Even though the bubonic or black plague is a disease we normally associate with the Middle Ages, it still exist today. Norway rats are one of the primary carriers of the disease because they carry the fleas that spread the plague. The plague is transferred by blood-to-blood contact through flea bites. These infected fleas can quickly travel throughout your home and bite anyone they encounter. The most common symptoms are dark-colored swellings in the groin, neck, and armpit areas that ooze puss. Necrotic decay of the fingertips is also a common symptom.
This disease in particular affects the entire body by causing headaches, muscle pains, fever, bleeding from the lungs, and meningitis as a secondary complication. The infected rat has to urinate in water or soil, then it must come in contact with broken skin, the eyes, the mouth, or nose to potentially infect a human. This is easier than you think when the Norway rats are infiltrating every part of your home.
This is another flea-borne disease that is usually spread by rats, but it requires a slightly different manner of infection than the plague. Murine typhus is transmitted in the droppings of the fleas, and accidentally rubbing the droppings into a cut or scrape is what allows it to enter the body. You may think you'd never rub flea droppings on yourself even by accident, but these tiny specks of waste can end up in your bed or other area where it has a good chance of making contact with any broken skin you might have.
There are nearly a dozen different diseases that the ticks found on Norway rats can transmit to humans, and there are even new ones being discovered every few years. One of the most serious is Lyme disease. Deer ticks commonly infest Norway rats in high numbers, and they are also the primary carrier of this long-lasting and difficult-to-treat disease. Just a few of the other potential diseases you can get from ticks that jump onto you from rats in the home include the Powassan virus and tularemia.

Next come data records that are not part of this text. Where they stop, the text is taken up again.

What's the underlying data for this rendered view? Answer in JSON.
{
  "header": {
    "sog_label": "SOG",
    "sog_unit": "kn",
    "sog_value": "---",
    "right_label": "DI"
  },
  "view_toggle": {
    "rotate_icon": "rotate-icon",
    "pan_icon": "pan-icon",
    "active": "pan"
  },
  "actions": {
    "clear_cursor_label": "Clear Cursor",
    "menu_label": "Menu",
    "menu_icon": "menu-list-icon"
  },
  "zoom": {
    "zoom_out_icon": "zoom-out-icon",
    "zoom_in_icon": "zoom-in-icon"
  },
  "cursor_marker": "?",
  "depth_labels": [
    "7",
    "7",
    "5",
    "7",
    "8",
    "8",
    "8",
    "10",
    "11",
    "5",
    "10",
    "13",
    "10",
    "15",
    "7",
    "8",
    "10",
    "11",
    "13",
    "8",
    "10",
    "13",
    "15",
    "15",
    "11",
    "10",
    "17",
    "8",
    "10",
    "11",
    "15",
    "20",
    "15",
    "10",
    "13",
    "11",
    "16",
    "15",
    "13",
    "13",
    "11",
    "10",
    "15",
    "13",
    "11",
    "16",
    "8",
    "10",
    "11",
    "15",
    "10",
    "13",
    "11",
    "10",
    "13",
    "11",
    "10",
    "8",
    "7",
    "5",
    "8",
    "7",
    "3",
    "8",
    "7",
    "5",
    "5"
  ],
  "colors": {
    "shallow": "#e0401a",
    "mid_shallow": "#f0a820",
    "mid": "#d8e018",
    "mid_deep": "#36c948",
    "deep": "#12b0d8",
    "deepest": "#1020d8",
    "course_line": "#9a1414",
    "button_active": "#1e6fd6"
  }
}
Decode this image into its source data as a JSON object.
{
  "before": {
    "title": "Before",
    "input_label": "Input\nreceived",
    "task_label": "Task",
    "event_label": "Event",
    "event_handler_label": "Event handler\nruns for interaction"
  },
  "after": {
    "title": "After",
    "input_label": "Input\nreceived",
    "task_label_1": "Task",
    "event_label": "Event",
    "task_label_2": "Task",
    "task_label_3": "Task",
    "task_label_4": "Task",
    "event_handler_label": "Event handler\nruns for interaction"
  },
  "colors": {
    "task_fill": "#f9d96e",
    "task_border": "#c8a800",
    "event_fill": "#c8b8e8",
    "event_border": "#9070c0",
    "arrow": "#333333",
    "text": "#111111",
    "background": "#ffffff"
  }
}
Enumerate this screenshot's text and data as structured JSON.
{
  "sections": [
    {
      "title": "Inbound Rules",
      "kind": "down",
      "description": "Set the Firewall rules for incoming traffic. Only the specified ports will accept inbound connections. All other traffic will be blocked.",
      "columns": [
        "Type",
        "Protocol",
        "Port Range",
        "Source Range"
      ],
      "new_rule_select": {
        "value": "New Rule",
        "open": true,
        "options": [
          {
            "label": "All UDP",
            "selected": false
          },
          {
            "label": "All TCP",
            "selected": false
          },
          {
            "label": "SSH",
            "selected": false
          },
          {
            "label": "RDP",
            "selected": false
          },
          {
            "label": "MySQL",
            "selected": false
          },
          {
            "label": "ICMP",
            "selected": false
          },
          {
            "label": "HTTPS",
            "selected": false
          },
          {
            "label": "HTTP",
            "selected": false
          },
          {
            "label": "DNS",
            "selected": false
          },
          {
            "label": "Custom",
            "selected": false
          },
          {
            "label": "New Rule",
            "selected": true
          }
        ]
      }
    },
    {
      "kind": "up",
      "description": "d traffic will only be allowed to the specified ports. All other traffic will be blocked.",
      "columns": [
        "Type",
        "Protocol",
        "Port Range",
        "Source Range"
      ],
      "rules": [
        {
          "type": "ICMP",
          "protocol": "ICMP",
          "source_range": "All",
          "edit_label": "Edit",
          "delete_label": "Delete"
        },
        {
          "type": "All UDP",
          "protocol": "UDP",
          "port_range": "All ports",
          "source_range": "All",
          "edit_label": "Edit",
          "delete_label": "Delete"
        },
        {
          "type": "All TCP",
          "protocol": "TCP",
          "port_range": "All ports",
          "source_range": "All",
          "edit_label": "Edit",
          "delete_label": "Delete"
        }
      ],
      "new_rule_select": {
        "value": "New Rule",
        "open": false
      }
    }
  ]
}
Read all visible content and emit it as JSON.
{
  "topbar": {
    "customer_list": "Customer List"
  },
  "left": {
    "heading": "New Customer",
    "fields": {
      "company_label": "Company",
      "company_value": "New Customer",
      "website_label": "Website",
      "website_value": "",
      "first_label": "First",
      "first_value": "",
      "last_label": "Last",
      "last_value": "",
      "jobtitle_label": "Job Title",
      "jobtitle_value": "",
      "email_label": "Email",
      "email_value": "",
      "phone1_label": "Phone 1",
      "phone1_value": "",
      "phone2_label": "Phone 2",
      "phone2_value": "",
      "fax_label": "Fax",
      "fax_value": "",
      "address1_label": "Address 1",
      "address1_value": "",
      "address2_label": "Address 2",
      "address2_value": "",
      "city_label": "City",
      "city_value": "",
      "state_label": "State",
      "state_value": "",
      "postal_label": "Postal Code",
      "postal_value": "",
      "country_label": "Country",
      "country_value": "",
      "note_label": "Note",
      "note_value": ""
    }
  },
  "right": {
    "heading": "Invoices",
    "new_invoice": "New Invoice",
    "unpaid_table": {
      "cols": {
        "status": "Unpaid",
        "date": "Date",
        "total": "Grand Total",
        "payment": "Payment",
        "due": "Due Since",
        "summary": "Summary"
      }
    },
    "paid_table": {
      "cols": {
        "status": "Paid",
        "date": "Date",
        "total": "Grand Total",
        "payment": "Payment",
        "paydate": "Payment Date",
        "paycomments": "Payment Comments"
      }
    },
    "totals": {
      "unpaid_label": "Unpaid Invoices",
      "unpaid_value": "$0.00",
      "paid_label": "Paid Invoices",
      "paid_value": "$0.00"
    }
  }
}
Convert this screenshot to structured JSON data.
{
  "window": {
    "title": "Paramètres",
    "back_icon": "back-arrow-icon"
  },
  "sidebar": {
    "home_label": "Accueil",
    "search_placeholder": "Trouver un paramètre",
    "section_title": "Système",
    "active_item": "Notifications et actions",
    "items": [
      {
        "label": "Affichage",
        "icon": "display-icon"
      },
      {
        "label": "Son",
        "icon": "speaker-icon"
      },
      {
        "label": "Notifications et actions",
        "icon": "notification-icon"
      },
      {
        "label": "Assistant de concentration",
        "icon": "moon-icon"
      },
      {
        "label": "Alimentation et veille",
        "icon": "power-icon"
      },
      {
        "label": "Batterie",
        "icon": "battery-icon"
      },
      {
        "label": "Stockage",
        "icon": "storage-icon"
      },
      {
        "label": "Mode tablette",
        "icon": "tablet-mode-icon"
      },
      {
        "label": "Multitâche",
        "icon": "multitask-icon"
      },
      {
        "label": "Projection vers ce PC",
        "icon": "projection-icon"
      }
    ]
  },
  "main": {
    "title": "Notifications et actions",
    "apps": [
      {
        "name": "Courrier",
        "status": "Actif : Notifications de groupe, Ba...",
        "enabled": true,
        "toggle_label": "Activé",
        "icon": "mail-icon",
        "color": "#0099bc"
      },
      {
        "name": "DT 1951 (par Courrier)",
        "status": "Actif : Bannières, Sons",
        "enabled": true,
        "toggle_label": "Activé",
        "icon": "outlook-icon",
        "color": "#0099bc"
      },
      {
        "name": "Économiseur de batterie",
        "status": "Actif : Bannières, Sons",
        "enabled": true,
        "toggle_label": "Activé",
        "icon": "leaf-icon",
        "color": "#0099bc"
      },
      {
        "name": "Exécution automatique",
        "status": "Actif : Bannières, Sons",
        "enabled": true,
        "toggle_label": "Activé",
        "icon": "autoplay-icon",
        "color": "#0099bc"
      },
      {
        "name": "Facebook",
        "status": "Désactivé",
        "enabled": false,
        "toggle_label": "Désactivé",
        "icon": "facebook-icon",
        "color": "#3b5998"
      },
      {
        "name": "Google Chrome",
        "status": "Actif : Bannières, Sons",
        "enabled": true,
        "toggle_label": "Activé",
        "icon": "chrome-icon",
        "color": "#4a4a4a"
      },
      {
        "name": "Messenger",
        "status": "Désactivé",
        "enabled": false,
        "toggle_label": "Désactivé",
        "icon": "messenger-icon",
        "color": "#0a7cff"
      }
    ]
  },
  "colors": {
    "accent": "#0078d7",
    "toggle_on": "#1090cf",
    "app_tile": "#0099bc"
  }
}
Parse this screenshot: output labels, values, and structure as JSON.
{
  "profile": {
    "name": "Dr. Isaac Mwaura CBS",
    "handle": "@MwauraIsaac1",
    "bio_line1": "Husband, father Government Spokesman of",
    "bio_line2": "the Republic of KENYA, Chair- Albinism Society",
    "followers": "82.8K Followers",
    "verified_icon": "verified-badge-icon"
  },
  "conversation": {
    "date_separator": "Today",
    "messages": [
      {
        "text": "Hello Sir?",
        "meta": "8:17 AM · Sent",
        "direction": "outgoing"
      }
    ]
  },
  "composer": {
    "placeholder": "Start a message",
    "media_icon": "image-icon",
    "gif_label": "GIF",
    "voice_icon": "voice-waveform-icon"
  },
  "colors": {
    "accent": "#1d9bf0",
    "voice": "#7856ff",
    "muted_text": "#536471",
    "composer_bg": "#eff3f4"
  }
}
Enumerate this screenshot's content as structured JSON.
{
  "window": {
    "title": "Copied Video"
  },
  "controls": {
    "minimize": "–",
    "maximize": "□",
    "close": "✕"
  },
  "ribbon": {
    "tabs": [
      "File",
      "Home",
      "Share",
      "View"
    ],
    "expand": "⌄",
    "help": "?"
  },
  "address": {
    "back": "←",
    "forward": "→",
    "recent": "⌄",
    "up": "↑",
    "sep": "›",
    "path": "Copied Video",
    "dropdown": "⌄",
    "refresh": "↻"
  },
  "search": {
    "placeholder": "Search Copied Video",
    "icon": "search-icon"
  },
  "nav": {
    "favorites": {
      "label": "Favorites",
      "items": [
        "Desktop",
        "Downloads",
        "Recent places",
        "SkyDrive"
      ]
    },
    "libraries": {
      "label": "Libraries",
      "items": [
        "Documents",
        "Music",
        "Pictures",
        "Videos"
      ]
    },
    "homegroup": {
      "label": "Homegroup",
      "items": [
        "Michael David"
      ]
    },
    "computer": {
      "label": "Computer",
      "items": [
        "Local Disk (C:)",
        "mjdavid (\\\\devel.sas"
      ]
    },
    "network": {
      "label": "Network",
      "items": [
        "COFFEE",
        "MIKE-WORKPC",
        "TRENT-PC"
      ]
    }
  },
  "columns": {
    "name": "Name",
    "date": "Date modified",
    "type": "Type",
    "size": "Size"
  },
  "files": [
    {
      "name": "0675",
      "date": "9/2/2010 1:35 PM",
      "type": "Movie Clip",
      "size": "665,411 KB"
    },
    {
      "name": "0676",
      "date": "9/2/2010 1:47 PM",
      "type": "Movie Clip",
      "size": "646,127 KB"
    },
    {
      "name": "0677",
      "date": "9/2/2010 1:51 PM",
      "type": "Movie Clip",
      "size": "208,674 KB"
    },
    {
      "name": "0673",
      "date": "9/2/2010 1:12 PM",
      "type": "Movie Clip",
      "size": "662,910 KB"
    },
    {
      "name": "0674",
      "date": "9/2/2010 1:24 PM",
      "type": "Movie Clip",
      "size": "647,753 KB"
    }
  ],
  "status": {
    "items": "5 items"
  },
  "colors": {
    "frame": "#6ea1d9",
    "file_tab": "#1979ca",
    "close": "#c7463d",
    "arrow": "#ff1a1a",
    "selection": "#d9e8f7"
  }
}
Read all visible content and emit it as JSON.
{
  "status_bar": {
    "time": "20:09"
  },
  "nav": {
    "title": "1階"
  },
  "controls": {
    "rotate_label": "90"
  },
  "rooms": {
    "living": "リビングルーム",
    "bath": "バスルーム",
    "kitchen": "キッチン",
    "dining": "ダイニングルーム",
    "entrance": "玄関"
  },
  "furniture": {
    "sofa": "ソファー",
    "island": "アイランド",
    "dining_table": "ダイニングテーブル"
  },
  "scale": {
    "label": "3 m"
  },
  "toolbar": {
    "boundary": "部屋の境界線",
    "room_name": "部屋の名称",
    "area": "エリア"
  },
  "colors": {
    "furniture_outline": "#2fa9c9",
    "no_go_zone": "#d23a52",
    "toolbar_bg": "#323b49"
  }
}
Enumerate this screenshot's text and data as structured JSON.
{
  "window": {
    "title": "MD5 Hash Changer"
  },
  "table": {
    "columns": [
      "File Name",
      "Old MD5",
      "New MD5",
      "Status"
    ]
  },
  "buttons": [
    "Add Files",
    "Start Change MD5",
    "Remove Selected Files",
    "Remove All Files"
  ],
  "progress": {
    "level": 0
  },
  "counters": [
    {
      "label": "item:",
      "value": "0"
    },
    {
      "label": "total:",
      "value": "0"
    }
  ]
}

Don't wait. If you think you have a Norway rat infestation, call a reputable pest control company, such as Alliance Pest Management, Inc.